Kirsch – It’s a retrospective work looking at a number of places where I became engaged with the local community and tried to achieve a particular result, projects I’ve worked on over the last 25 years. Starting with the original court case against the owners of the mine in Papua New Guinea, I tell stories I have never been able to write about before, but am now able to discuss because of the passage of time.
Each chapter talks about a particular project—how I got involved, what the outcomes were, and what kind of lesson or implication it has for thinking about engaged scholarship. One example is a conservation project I wanted very much to succeed, because it was intended to provide an alternative to destructive forms of resource extraction like mining, and this affected what I ended up writing about it. Despite the fact that my analysis correctly showed why the project was going to fail, I still presented the overall initiative in a positive light.
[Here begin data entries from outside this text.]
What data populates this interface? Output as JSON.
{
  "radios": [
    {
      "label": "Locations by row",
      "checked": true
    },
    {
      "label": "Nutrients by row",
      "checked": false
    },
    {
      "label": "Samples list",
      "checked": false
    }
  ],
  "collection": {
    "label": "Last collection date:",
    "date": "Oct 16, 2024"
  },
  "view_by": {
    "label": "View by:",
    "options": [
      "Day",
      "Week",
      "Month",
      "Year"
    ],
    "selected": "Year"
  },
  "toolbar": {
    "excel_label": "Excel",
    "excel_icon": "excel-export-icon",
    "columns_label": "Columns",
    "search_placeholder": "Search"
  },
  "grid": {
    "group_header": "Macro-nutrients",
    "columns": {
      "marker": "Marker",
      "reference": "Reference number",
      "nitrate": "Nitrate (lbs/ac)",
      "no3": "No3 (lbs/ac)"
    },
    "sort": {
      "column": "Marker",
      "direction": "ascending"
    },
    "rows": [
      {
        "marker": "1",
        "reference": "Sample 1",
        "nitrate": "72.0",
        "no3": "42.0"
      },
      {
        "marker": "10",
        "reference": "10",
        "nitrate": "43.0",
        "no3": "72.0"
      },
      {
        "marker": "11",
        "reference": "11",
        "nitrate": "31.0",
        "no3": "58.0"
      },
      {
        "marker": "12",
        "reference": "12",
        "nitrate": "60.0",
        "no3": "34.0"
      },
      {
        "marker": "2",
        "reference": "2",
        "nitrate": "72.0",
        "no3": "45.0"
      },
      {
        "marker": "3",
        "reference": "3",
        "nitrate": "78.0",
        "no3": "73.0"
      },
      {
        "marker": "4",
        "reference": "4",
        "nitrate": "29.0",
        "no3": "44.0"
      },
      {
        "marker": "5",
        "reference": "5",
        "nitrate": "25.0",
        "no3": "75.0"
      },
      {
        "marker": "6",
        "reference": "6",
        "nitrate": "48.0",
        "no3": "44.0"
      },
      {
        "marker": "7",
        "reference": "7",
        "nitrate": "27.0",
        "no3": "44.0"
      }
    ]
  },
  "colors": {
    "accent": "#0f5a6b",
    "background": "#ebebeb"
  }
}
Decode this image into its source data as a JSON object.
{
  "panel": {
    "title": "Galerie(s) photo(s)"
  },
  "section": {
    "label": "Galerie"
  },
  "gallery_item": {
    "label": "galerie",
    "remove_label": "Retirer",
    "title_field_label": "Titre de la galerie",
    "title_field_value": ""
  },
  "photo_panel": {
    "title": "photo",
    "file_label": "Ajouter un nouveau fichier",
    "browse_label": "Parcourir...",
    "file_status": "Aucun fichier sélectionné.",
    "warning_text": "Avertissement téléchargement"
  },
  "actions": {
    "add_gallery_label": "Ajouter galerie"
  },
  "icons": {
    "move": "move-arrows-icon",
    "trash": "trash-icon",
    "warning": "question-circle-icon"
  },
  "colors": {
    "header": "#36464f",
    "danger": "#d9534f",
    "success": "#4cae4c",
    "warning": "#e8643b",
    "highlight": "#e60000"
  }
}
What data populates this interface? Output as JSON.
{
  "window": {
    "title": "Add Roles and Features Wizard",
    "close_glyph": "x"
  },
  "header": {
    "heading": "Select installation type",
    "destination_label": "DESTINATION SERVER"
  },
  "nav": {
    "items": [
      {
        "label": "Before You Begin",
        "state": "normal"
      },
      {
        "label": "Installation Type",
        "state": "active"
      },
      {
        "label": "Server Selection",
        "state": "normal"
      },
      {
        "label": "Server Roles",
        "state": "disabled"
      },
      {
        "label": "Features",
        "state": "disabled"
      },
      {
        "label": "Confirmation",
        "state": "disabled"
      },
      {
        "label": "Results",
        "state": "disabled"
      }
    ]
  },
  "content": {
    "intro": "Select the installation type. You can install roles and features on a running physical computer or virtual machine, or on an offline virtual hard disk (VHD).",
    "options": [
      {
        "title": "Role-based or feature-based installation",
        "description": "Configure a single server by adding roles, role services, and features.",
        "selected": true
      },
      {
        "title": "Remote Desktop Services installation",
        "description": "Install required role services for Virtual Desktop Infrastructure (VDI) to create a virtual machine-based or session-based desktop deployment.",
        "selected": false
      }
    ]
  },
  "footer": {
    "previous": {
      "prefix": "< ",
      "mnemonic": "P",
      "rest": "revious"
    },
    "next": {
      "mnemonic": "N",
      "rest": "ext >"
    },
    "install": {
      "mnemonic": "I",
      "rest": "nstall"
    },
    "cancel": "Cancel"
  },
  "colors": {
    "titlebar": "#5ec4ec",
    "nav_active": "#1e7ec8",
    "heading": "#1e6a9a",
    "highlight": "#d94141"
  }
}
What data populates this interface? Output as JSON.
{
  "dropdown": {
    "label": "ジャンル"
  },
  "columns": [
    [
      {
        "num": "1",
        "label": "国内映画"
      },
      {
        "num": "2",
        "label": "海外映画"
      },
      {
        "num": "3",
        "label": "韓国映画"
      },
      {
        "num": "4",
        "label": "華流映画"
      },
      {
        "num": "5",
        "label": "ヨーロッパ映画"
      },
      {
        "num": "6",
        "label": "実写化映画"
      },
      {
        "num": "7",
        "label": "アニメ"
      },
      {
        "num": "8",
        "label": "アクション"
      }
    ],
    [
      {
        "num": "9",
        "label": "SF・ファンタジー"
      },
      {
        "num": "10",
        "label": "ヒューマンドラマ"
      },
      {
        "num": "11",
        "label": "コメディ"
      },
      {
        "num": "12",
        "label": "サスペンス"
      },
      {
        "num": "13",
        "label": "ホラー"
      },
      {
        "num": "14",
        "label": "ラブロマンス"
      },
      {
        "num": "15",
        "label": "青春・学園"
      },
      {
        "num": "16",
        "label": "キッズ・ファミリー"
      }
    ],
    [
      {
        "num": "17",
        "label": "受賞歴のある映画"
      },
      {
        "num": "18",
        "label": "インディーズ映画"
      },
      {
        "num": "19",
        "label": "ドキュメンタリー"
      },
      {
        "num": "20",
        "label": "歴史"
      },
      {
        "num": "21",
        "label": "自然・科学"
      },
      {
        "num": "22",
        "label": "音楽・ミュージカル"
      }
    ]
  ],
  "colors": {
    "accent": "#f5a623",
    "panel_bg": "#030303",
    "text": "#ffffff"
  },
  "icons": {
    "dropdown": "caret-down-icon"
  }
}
An engaged scholar’s hope for a particular outcome may influence how the results are presented—that’s the lesson.
Another chapter questions the assumption that the outcomes of applied or engaged projects are not as valuable as basic scientific research because they answer a practical, specific set of questions only relevant to that particular place and time.
I show how conclusions drawn from another engaged project ended up having much larger implications: the findings of this project have been incorporated into debates about global climate change and what’s called “noneconomic loss and damage,” referring to impacts that are difficult to quantify or monetize. This includes the value of sacred sites, burial grounds, and places where people have lived for generations. It includes the value of an ecosystem and all of the unpriced amenities it provides. It refers to the difference between wages and livelihoods.
Studying these uncommodified forms of loss and damage helps us to better understand the way people’s lives are being affected by global climate change. Engaged projects are not lesser forms of science; they can result in generalizable findings that can travel.
The book is meant to open up what happens backstage in engaged anthropology. There’s considerable skepticism and undervaluing of engaged research in the academy. There are also scholars who say we should abandon traditional anthropology, that everyone should do engaged research. I’m in the middle—I want to help expand the space for this kind of work.
Some scholars may do this a little bit in their careers, some may do it a lot, and others may chose not to do this kind of anthropology at all, and that’s fine, too. There are plenty of topics that don’t lend themselves to this approach. But I want students of anthropology—as well as scholars more generally—to recognize that engaged research can be a valuable and productive way of carrying out their work while positively contributing to change.